Sarah K. Khan, Queens, NY— multimedia maker/scholar, writes and creates content (prints, photography, films) about food, culture, women, and migrants. Her short films intersect globalization, environmental degradation, gender disparity, race and caste discrimination and the loss of biocultural diversities. Khan has degrees in Middle Eastern history (BA), public health and nutrition (MPH, MS), and traditional ecological knowledge systems/plant sciences (PhD). She is a two-time Fulbright scholar, and the recipient of multiple grants and fellowship to carry out her work.
Dr. Scott Barton, Harlem, NY—has a PhD from the NYU Food Studies program. Scott has worked for more than twenty-five years as an Executive Chef, Restaurant and Product Development Consultant, and, Culinary School Teacher. He has been a fellow of Instituto Sacatar in Salvador da Bahia, Brazil. Scott researches the intersection of secular and sacred cuisine in Northeastern Brazil, using documentary film and written text.
Sean Alonzo Harris, Portland, Maine—Established his career in commercial, fine art and editorial photography in Maine, Boston and New York. He works with a broad range of editorial, educational and corporate clients. Sean’s work was recently exhibited in the Portland Museum of Arts 2018 Biennial.

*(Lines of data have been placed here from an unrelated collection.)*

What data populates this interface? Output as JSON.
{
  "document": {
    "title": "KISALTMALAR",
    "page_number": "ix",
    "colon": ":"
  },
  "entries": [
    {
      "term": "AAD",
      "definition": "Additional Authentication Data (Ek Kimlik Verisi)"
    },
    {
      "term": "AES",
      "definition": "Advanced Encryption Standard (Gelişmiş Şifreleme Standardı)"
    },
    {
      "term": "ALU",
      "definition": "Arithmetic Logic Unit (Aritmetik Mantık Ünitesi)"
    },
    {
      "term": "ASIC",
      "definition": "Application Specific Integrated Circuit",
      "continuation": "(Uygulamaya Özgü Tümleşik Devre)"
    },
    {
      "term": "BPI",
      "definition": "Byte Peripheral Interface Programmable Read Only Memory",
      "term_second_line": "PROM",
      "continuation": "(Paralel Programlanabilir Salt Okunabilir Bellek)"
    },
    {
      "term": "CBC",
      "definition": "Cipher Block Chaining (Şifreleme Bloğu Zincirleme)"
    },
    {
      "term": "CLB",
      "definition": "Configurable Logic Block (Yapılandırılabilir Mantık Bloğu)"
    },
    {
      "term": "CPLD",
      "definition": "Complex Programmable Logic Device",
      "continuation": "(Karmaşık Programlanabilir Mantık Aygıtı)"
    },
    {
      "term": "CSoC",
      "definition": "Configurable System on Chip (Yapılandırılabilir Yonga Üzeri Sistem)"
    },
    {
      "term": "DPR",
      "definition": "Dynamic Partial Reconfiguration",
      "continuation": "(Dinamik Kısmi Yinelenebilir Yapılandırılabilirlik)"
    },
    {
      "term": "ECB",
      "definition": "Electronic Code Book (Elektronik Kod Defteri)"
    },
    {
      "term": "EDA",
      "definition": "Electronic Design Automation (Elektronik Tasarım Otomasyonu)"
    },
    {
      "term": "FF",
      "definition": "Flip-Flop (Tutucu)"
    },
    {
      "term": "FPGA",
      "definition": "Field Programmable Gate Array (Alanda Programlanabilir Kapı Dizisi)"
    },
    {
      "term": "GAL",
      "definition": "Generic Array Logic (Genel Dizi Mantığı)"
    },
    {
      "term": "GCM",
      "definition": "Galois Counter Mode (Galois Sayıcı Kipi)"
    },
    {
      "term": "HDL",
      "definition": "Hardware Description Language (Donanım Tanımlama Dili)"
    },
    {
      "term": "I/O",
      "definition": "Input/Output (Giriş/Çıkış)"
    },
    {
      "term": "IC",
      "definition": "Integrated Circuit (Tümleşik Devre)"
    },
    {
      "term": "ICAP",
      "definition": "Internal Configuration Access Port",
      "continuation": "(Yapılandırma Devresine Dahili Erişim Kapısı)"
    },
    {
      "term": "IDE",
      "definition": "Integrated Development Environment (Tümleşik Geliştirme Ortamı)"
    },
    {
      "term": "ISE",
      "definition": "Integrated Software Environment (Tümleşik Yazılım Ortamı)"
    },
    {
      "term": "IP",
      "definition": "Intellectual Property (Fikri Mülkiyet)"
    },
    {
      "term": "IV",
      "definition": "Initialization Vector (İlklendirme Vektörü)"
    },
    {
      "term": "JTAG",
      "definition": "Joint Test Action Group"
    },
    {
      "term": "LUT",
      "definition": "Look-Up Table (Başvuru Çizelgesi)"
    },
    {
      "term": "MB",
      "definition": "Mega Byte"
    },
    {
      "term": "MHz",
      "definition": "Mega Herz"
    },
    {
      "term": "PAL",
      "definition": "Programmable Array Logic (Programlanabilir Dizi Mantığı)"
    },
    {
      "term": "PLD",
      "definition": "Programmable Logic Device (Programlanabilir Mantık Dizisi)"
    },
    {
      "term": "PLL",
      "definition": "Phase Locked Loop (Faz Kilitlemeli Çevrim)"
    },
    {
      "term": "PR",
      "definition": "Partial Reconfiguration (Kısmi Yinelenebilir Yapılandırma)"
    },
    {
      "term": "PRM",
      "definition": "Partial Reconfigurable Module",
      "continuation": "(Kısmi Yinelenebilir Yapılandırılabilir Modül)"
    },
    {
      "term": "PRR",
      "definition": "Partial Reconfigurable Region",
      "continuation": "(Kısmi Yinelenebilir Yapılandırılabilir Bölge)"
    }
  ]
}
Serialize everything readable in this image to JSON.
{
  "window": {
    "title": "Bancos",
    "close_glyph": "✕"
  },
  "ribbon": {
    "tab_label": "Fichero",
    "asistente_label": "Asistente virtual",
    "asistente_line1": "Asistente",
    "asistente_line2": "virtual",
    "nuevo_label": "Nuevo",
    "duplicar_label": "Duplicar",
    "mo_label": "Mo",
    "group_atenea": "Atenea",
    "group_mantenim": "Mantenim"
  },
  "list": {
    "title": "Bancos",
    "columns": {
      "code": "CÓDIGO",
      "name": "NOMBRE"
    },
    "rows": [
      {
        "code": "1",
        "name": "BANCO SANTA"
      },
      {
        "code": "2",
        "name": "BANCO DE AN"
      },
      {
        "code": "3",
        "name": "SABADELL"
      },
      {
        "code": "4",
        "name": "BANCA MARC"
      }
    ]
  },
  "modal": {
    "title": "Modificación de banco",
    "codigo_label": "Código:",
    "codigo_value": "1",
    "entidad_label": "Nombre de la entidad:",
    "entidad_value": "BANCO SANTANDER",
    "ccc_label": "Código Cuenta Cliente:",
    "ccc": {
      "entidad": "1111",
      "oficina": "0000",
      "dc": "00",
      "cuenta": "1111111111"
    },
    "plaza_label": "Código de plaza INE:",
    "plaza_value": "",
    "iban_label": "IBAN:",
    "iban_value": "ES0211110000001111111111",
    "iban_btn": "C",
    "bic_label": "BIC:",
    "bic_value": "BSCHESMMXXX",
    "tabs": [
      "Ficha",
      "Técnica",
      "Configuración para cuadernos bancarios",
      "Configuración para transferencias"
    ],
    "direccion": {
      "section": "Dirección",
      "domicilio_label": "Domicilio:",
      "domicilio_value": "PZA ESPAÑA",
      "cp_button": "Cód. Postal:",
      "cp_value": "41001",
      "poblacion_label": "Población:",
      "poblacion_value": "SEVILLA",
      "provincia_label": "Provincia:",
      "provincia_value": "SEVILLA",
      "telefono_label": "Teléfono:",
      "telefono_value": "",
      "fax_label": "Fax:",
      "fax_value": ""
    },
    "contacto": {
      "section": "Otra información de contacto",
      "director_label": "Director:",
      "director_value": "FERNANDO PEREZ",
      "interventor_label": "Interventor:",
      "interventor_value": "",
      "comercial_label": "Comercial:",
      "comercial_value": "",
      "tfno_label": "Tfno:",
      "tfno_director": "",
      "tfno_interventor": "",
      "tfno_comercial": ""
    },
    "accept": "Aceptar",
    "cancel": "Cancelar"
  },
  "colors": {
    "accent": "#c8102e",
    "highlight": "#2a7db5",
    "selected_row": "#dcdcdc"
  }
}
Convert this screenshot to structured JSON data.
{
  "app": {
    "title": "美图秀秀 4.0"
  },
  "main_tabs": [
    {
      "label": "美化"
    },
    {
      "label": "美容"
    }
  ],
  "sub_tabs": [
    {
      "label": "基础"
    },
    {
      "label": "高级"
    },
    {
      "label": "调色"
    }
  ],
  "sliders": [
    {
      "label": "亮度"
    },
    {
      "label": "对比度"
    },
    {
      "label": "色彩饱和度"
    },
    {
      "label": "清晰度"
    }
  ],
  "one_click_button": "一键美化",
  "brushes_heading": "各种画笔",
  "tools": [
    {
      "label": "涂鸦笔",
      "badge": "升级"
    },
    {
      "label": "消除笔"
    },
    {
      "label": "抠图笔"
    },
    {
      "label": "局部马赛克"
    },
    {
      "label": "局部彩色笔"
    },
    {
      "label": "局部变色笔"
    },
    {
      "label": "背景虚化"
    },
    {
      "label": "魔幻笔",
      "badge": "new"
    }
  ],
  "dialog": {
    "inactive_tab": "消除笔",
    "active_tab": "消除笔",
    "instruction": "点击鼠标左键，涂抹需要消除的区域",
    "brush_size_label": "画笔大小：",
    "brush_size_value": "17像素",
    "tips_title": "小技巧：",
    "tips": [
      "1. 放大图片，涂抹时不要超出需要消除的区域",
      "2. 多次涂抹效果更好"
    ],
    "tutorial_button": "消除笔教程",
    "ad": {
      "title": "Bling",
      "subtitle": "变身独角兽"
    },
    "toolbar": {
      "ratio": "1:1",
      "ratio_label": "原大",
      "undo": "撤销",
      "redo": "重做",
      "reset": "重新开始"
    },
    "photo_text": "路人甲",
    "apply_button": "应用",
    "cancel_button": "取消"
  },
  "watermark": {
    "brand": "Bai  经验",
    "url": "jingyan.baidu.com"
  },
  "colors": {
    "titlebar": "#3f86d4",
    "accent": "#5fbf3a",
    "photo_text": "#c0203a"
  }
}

Toccarra A. H. Thomas is the Director of the Joan Mitchell Center in New Orleans. Thomas has previously served as the inaugural general manager of Pioneer Works in Brooklyn, NY, and inaugural managing director of SPACE, a contemporary multidisciplinary art organization in Portland, ME. In her role at the Joan Mitchell Center, she directs the Center’s expansive artist residency program, develops public programming and special projects to support community engagement with the Center’s artist residents, and manages the day-to-day operations of the Center. Thomas also works closely with leadership at the Joan Mitchell Foundation in New York to further develop artist-centered resources and programming.
Valerie Boyd, Atlanta, GA— writing across platforms, including digital narratives, magazines, newspapers, books and film. She is interested in American history, arts and culture as well as race and gender issues in media. Prof. Boyd is the author of the award-winning biography, “Wrapped in Rainbows: The Life of Zora Neale Hurston”. She is currently curating and editing the journals of Pulitzer Prize-winning novelist Alice Walker. “Gathering Blossoms Under Fire: The Journals of Alice Walker” will be published in 2017 by Simon & Schuster.